We’re heading into one of the most contentious elections in American history, which will drive unprecedented demand for news. From what I’m seeing, however, most advertisers are sitting on the sidelines for fear of getting swept up in the culture wars waging all around us—and not without reason.
Just this year, we’ve seen Target bullied into taking LGBTQ-friendly products off shelves, Anheuser Busch pulling a micro-marketing campaign with a trans influencer and Disney drawn into open warfare with a candidate for president of the United States.
If history is a guide, brands will attempt to weather the next two years like tortoises retreating into their shells—doubling down on policies that have starved the news business of advertising dollars. This has left Americans less informed, more easily made paranoid about government institutions intended to help them and more vulnerable to partisan misinformation than ever.
We’re living in a world waging war on truth.
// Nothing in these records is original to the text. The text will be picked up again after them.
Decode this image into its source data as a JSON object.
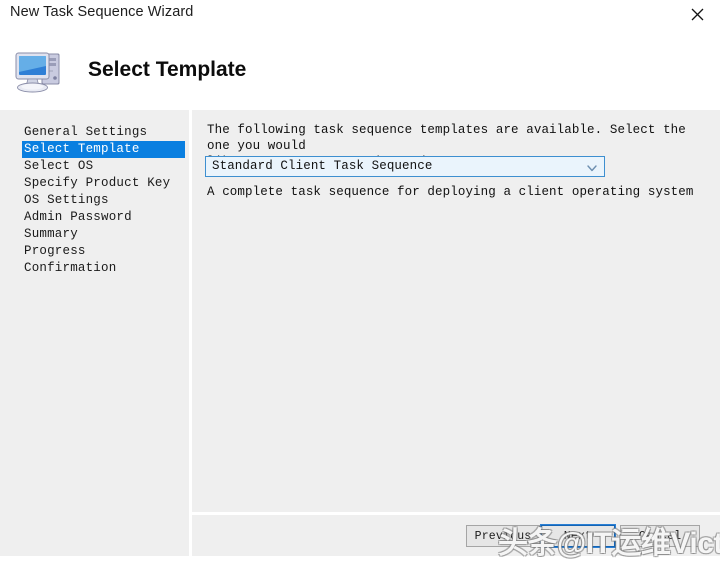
{
  "window": {
    "title": "New Task Sequence Wizard",
    "close_icon": "close-x-icon"
  },
  "header": {
    "icon": "computer-monitor-icon",
    "title": "Select Template"
  },
  "sidebar": {
    "items": [
      {
        "label": "General Settings",
        "active": false
      },
      {
        "label": "Select Template",
        "active": true
      },
      {
        "label": "Select OS",
        "active": false
      },
      {
        "label": "Specify Product Key",
        "active": false
      },
      {
        "label": "OS Settings",
        "active": false
      },
      {
        "label": "Admin Password",
        "active": false
      },
      {
        "label": "Summary",
        "active": false
      },
      {
        "label": "Progress",
        "active": false
      },
      {
        "label": "Confirmation",
        "active": false
      }
    ],
    "active_highlight_color": "#0a7fe0"
  },
  "content": {
    "intro_line1": "The following task sequence templates are available.  Select the one you would",
    "intro_line2": "like to use as a starting point.",
    "template_select": {
      "value": "Standard Client Task Sequence",
      "arrow_icon": "chevron-down-icon",
      "border_color": "#3d8fd0",
      "background_color": "#eaf4fc"
    },
    "description": "A complete task sequence for deploying a client operating system"
  },
  "footer": {
    "previous_label": "Previous",
    "next_label": "Next",
    "cancel_label": "Cancel",
    "focused_button": "Next",
    "focus_color": "#1464b4"
  },
  "watermark": {
    "text": "头条@IT运维Victor"
  }
}
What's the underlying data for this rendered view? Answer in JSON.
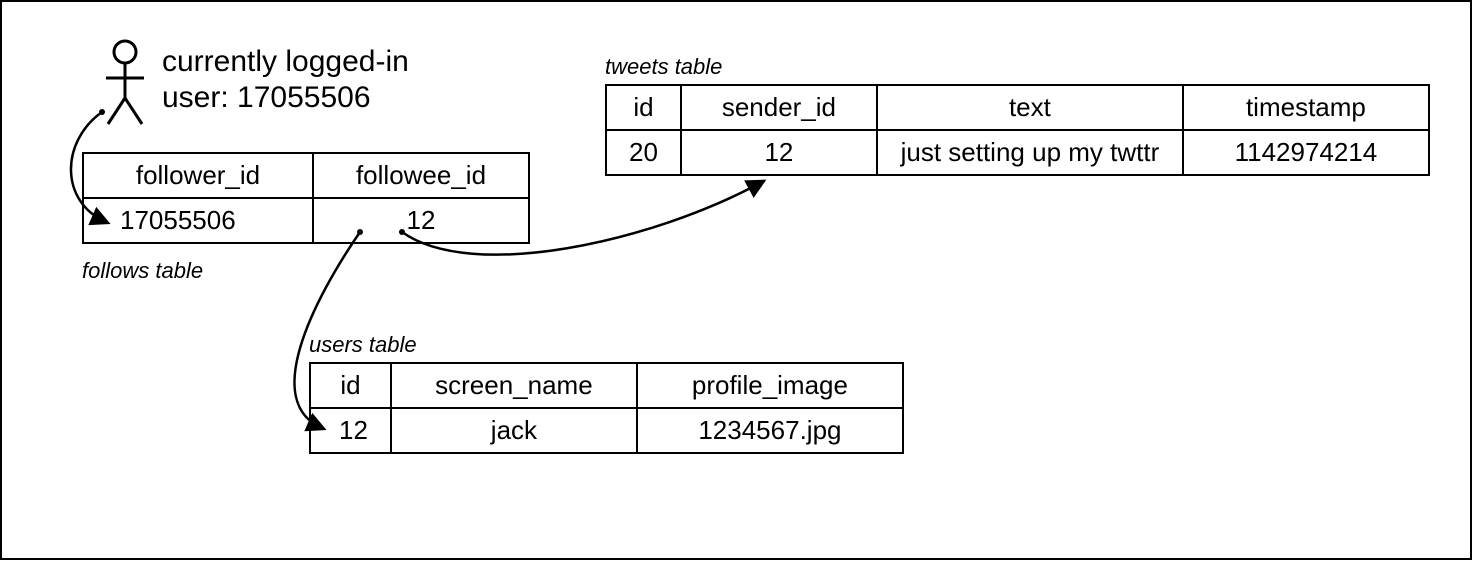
{
  "user": {
    "label_line1": "currently logged-in",
    "label_line2": "user: 17055506"
  },
  "follows": {
    "caption": "follows table",
    "headers": {
      "follower_id": "follower_id",
      "followee_id": "followee_id"
    },
    "row": {
      "follower_id": "17055506",
      "followee_id": "12"
    }
  },
  "tweets": {
    "caption": "tweets table",
    "headers": {
      "id": "id",
      "sender_id": "sender_id",
      "text": "text",
      "timestamp": "timestamp"
    },
    "row": {
      "id": "20",
      "sender_id": "12",
      "text": "just setting up my twttr",
      "timestamp": "1142974214"
    }
  },
  "users": {
    "caption": "users table",
    "headers": {
      "id": "id",
      "screen_name": "screen_name",
      "profile_image": "profile_image"
    },
    "row": {
      "id": "12",
      "screen_name": "jack",
      "profile_image": "1234567.jpg"
    }
  }
}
And the press—charged with uncovering and disseminating facts vital to democracy—is having its legs cut out from under it by a well-intentioned but ultimately misguided concept called “brand safety.”